  • Member, Plug Power Scientific Advisory Board, March 2007- December 2008.
  • Research Achievement Award, College of Engineering and Computing, University of South Carolina, 2008
  • Gold Medal of Honor (First Place Paper) , Third European Polymer Electrolyte Fuel Cell Forum, 2005

Areas of Research

Latest Publications

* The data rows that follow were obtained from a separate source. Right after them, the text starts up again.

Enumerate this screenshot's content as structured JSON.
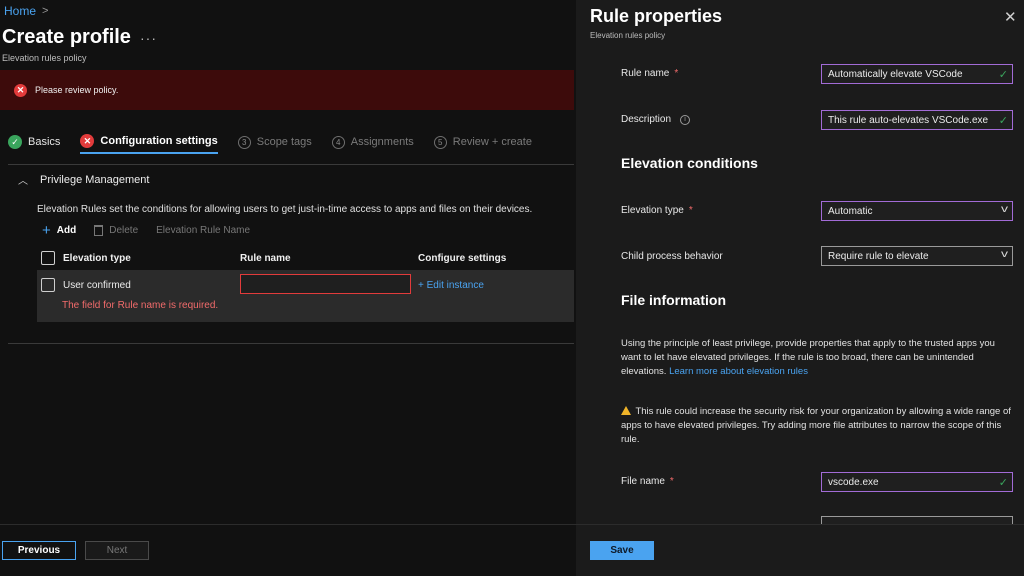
{
  "breadcrumb": {
    "home": "Home",
    "separator": ">"
  },
  "page": {
    "title": "Create profile",
    "more": "···",
    "subtitle": "Elevation rules policy"
  },
  "banner": {
    "message": "Please review policy."
  },
  "tabs": [
    {
      "label": "Basics",
      "state": "done",
      "marker": "✓"
    },
    {
      "label": "Configuration settings",
      "state": "error",
      "marker": "✕"
    },
    {
      "label": "Scope tags",
      "state": "disabled",
      "marker": "3"
    },
    {
      "label": "Assignments",
      "state": "disabled",
      "marker": "4"
    },
    {
      "label": "Review + create",
      "state": "disabled",
      "marker": "5"
    }
  ],
  "section": {
    "title": "Privilege Management",
    "description": "Elevation Rules set the conditions for allowing users to get just-in-time access to apps and files on their devices."
  },
  "toolbar": {
    "add": "Add",
    "delete": "Delete",
    "elevation_rule_name": "Elevation Rule Name"
  },
  "table": {
    "headers": [
      "Elevation type",
      "Rule name",
      "Configure settings"
    ],
    "row": {
      "elevation_type": "User confirmed",
      "rule_name": "",
      "configure": "+ Edit instance",
      "error": "The field for Rule name is required."
    }
  },
  "footer": {
    "previous": "Previous",
    "next": "Next"
  },
  "panel": {
    "title": "Rule properties",
    "subtitle": "Elevation rules policy",
    "rule_name": {
      "label": "Rule name",
      "value": "Automatically elevate VSCode"
    },
    "description": {
      "label": "Description",
      "value": "This rule auto-elevates VSCode.exe"
    },
    "elevation_conditions": "Elevation conditions",
    "elevation_type": {
      "label": "Elevation type",
      "value": "Automatic"
    },
    "child_process": {
      "label": "Child process behavior",
      "value": "Require rule to elevate"
    },
    "file_information": "File information",
    "info_text": "Using the principle of least privilege, provide properties that apply to the trusted apps you want to let have elevated privileges. If the rule is too broad, there can be unintended elevations.",
    "info_link": "Learn more about elevation rules",
    "warning_text": "This rule could increase the security risk for your organization by allowing a wide range of apps to have elevated privileges. Try adding more file attributes to narrow the scope of this rule.",
    "file_name": {
      "label": "File name",
      "value": "vscode.exe"
    },
    "save": "Save"
  },
  "colors": {
    "accent": "#4aa3f0",
    "error": "#e23b3b",
    "success": "#3aa55d",
    "valid_border": "#a26bd6",
    "warning": "#f0b429"
  }
}
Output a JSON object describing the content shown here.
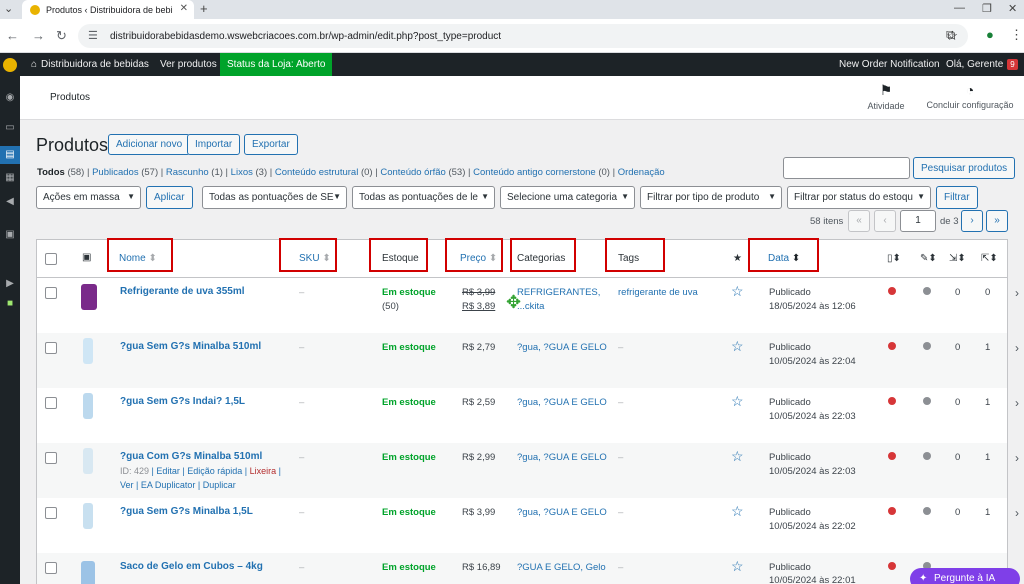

  • “A Scaling Method for Correlating Ex Situ and In Situ Measurements in PEM Fuel Cells and Electrolyzers,” Hyun-Seok Cho, Won-Chul Cho, J.W. Van Zee, and Chang-Hee Kim, Electrochem. Soc165(10), F883-F890 (2018).
  • “Copolymerization of transition metal salen complexes and conversion into metal nanoparticles supported on hierarchically porous carbon monoliths: a one pot synthesis ,” Trupti V Kotbagi, Kevin H.Shaughnessy, Christian LeDoux, Hyun-Seok Cho, , Tay-Agbozo, S, Sefadzi, J.W. Van Zee, M.G. Bakker, Sol-Gel Science And Technology84(2)  258-273 (2017).
  • “Dimensionless Analysis for Predicting Fe-Ni-Cr Alloy Corrosion in Molten Salt Systems for Concentrated Solar Power Systems, Hyun-Seok Cho, J. W. Van Zee, Sirivatch Shimpalee, B.A. Tavakoli, J.W. Weidner,  L. Garcia-Diaz, M.J. Martinez-Rodriguez, L. Olson, J. Gray, Corrosion 72(6), 742-760 (2016).
  • “Current Distribution Mapping for PEMFCs,” V. Liavivat, S. Shimpalee, J.W. Van Zee, H. Xu, and C.K. Mittelsteadt,” Electrochimica Acta , 174, 1253-1260 (2015).
  • “The Contamination Behavior of System Derived Organic Model Compounds on PEMFC Based upon Functional Groups,”Hyun-Seok Cho, Mayukhee Das, Md. S. Opu, M. Ohashi, and  W. Van Zee, J. Electrochem. Soc162(9) F1056-F1067, 2015.